Results of the Pulitzer Prize in the year 2008.
The enactment of the German extermination policies that resulted in the murder of six million European Jews depended upon many factors, including the cooperation of local authorities and police departments, and the passivity of the populations, primarily of their political and spiritual elites. Necessary also was the victims’ willingness to submit, often with the hope of surviving long enough to escape the German vise. The Years of Extermination, the completion of Saul Friedländer’s major historical opus on Nazi Germany and the Jews, explores the convergence of the various aspects of this most systematic and sustained of modern genocides. In this unparalleled work—based on a vast array of documents and an overwhelming choir of voices from diaries, letters, and memoirs—the history of the Holocaust has found its definitive representation.
The definitive history of the cigarette, the product that shaped twentieth-century America—from modern advertising to science, from regulatory politics to our sense of glamour and style.
The industrial manufacture of cigarettes began in the late nineteenth century, but it wasn’t until the invention of the modern consumer, advertising campaign—pioneered by cigarette brands—that the product really took off at the turn of the century. The cigarette became an indispensable accessory of glamour and sex appeal: from Marlene Dietrich to Humphrey Bogart to Anne Bancroft, we have imagined stars with cigarettes in their mouths, and imitated them.
The cigarette—the ultimate icon of our consumer culture—serves as a vehicle for historian Allan Brandt to explore critical aspects of American life. From agriculture to big business, from medicine to politics, The Cigarette Century shows…[more]
The scandal over modern music has not died down. While paintings by Pablo Picasso and Jackson Pollock sell for a hundred million dollars or more, shocking musical works from Stravinsky’s Rite of Spring onward still send ripples of unease through audiences. At the same time, the influence of modern music can be felt everywhere. Avant-garde sounds populate the soundtracks of Hollywood thrillers. Minimalist music has had a huge effect on rock, pop, and dance music from the Velvet Underground onward. Alex Ross, the brilliant music critic for The New Yorker, shines a bright light on this secret world, and shows how it has pervaded every corner of twentieth century life.

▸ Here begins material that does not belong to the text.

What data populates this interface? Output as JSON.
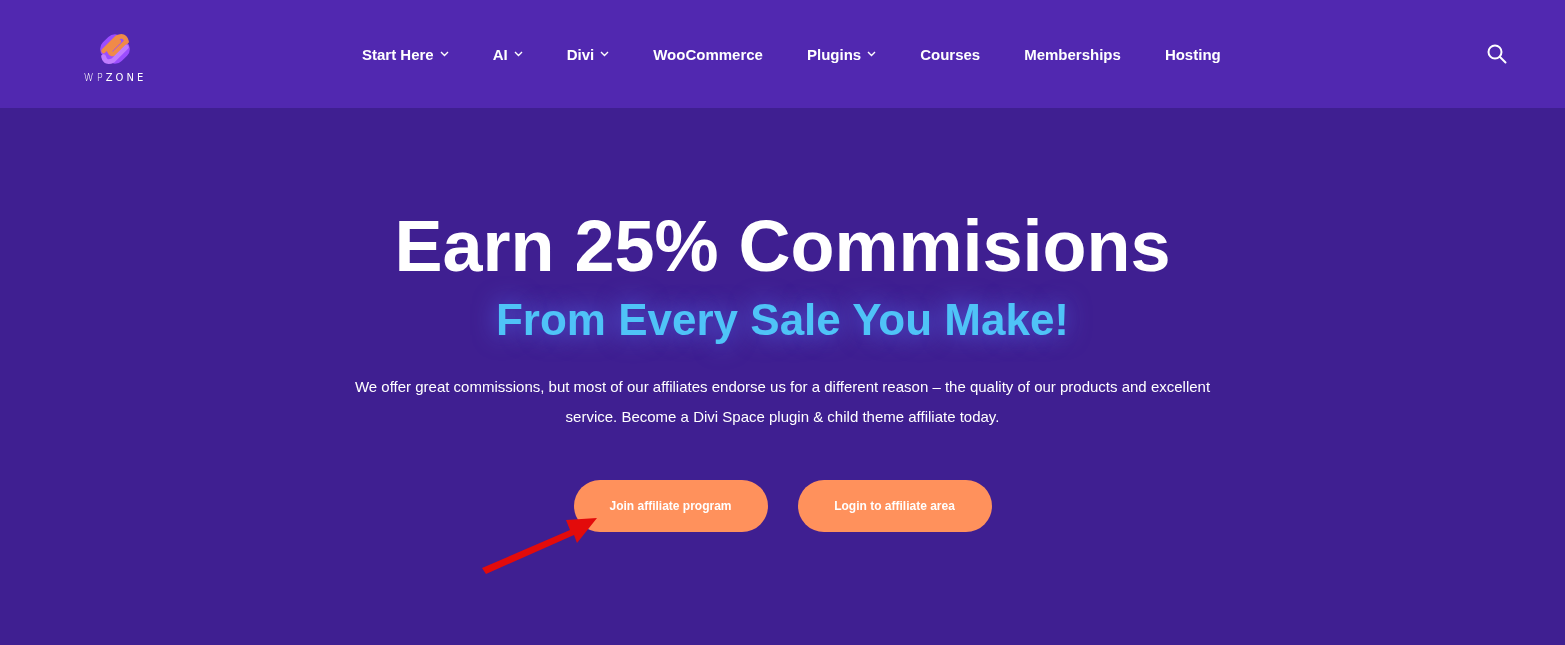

The Rest Is Noise takes the reader inside the labyrinth of modern sound. It tells of maverick personalities who have resisted the cult of the classical past, struggled against the indifference of a wide public, and defied the will of dictators.…[more]